Task statement —
Retype all of the data exactly as given.

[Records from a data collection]
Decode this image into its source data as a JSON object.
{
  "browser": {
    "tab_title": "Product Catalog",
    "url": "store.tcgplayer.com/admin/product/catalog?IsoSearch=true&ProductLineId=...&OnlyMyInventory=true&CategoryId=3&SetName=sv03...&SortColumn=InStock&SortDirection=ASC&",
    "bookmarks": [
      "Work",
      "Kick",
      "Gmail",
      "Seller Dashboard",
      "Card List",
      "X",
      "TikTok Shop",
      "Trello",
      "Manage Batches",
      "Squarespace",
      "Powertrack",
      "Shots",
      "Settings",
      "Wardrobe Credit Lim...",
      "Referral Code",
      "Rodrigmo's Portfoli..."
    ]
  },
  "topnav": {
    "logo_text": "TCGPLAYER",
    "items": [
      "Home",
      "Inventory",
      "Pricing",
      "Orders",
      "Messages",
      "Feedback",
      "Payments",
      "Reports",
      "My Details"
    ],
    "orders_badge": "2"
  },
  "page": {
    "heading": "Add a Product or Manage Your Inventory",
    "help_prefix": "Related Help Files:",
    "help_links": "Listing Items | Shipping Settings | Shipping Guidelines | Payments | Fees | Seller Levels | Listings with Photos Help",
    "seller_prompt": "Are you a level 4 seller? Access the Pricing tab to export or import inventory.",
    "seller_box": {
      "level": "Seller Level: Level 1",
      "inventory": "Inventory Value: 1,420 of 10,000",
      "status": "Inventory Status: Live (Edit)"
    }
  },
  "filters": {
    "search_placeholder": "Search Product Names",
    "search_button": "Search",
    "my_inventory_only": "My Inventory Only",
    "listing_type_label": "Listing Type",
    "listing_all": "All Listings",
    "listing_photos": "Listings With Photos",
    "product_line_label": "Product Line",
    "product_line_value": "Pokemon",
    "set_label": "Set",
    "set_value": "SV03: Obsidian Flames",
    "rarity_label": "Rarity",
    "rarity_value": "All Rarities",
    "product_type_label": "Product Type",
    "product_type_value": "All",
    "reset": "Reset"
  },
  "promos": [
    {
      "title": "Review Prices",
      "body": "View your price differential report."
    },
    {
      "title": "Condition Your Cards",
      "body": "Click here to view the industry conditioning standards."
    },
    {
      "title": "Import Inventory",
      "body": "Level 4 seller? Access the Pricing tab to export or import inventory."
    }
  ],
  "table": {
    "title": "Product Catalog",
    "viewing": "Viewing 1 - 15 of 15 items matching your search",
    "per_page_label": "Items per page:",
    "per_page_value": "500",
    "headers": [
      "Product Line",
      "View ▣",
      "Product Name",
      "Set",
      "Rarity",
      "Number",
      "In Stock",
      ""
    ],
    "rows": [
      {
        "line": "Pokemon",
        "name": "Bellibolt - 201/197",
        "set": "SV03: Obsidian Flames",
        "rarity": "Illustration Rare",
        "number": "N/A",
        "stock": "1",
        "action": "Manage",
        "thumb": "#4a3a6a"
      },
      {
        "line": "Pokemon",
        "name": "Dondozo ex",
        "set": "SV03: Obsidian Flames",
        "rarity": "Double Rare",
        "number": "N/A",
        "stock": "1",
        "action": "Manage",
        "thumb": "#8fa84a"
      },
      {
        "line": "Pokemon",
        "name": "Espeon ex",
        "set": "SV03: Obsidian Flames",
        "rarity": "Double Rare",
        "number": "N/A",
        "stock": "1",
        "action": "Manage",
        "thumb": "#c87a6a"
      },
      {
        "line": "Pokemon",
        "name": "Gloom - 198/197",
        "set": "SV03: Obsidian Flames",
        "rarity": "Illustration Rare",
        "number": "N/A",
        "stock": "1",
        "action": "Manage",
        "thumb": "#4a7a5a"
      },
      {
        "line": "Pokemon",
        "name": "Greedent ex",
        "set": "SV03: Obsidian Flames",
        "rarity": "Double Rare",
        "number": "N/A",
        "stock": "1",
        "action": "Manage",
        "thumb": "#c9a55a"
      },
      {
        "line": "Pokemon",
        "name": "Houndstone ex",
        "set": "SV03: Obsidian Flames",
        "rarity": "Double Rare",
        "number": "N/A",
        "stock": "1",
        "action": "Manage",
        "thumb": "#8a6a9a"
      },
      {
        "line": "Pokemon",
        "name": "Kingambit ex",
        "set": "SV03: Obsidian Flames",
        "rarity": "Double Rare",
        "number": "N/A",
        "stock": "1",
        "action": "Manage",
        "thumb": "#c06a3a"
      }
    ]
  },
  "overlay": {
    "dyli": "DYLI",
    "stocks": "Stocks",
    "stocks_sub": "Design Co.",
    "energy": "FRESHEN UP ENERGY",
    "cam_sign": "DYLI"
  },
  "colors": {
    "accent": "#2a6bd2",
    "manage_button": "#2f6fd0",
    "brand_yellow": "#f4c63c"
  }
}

Task solution —
Decode this image into its source data as a JSON object.
{
  "browser": {
    "tab_title": "Product Catalog",
    "url": "store.tcgplayer.com/admin/product/catalog?IsoSearch=true&ProductLineId=...&OnlyMyInventory=true&CategoryId=3&SetName=sv03...&SortColumn=InStock&SortDirection=ASC&",
    "bookmarks": [
      "Work",
      "Kick",
      "Gmail",
      "Seller Dashboard",
      "Card List",
      "X",
      "TikTok Shop",
      "Trello",
      "Manage Batches",
      "Squarespace",
      "Powertrack",
      "Shots",
      "Settings",
      "Wardrobe Credit Lim...",
      "Referral Code",
      "Rodrigmo's Portfoli..."
    ]
  },
  "topnav": {
    "logo_text": "TCGPLAYER",
    "items": [
      "Home",
      "Inventory",
      "Pricing",
      "Orders",
      "Messages",
      "Feedback",
      "Payments",
      "Reports",
      "My Details"
    ],
    "orders_badge": "2"
  },
  "page": {
    "heading": "Add a Product or Manage Your Inventory",
    "help_prefix": "Related Help Files:",
    "help_links": "Listing Items | Shipping Settings | Shipping Guidelines | Payments | Fees | Seller Levels | Listings with Photos Help",
    "seller_prompt": "Are you a level 4 seller? Access the Pricing tab to export or import inventory.",
    "seller_box": {
      "level": "Seller Level: Level 1",
      "inventory": "Inventory Value: 1,420 of 10,000",
      "status": "Inventory Status: Live (Edit)"
    }
  },
  "filters": {
    "search_placeholder": "Search Product Names",
    "search_button": "Search",
    "my_inventory_only": "My Inventory Only",
    "listing_type_label": "Listing Type",
    "listing_all": "All Listings",
    "listing_photos": "Listings With Photos",
    "product_line_label": "Product Line",
    "product_line_value": "Pokemon",
    "set_label": "Set",
    "set_value": "SV03: Obsidian Flames",
    "rarity_label": "Rarity",
    "rarity_value": "All Rarities",
    "product_type_label": "Product Type",
    "product_type_value": "All",
    "reset": "Reset"
  },
  "promos": [
    {
      "title": "Review Prices",
      "body": "View your price differential report."
    },
    {
      "title": "Condition Your Cards",
      "body": "Click here to view the industry conditioning standards."
    },
    {
      "title": "Import Inventory",
      "body": "Level 4 seller? Access the Pricing tab to export or import inventory."
    }
  ],
  "table": {
    "title": "Product Catalog",
    "viewing": "Viewing 1 - 15 of 15 items matching your search",
    "per_page_label": "Items per page:",
    "per_page_value": "500",
    "headers": [
      "Product Line",
      "View ▣",
      "Product Name",
      "Set",
      "Rarity",
      "Number",
      "In Stock",
      ""
    ],
    "rows": [
      {
        "line": "Pokemon",
        "name": "Bellibolt - 201/197",
        "set": "SV03: Obsidian Flames",
        "rarity": "Illustration Rare",
        "number": "N/A",
        "stock": "1",
        "action": "Manage",
        "thumb": "#4a3a6a"
      },
      {
        "line": "Pokemon",
        "name": "Dondozo ex",
        "set": "SV03: Obsidian Flames",
        "rarity": "Double Rare",
        "number": "N/A",
        "stock": "1",
        "action": "Manage",
        "thumb": "#8fa84a"
      },
      {
        "line": "Pokemon",
        "name": "Espeon ex",
        "set": "SV03: Obsidian Flames",
        "rarity": "Double Rare",
        "number": "N/A",
        "stock": "1",
        "action": "Manage",
        "thumb": "#c87a6a"
      },
      {
        "line": "Pokemon",
        "name": "Gloom - 198/197",
        "set": "SV03: Obsidian Flames",
        "rarity": "Illustration Rare",
        "number": "N/A",
        "stock": "1",
        "action": "Manage",
        "thumb": "#4a7a5a"
      },
      {
        "line": "Pokemon",
        "name": "Greedent ex",
        "set": "SV03: Obsidian Flames",
        "rarity": "Double Rare",
        "number": "N/A",
        "stock": "1",
        "action": "Manage",
        "thumb": "#c9a55a"
      },
      {
        "line": "Pokemon",
        "name": "Houndstone ex",
        "set": "SV03: Obsidian Flames",
        "rarity": "Double Rare",
        "number": "N/A",
        "stock": "1",
        "action": "Manage",
        "thumb": "#8a6a9a"
      },
      {
        "line": "Pokemon",
        "name": "Kingambit ex",
        "set": "SV03: Obsidian Flames",
        "rarity": "Double Rare",
        "number": "N/A",
        "stock": "1",
        "action": "Manage",
        "thumb": "#c06a3a"
      }
    ]
  },
  "overlay": {
    "dyli": "DYLI",
    "stocks": "Stocks",
    "stocks_sub": "Design Co.",
    "energy": "FRESHEN UP ENERGY",
    "cam_sign": "DYLI"
  },
  "colors": {
    "accent": "#2a6bd2",
    "manage_button": "#2f6fd0",
    "brand_yellow": "#f4c63c"
  }
}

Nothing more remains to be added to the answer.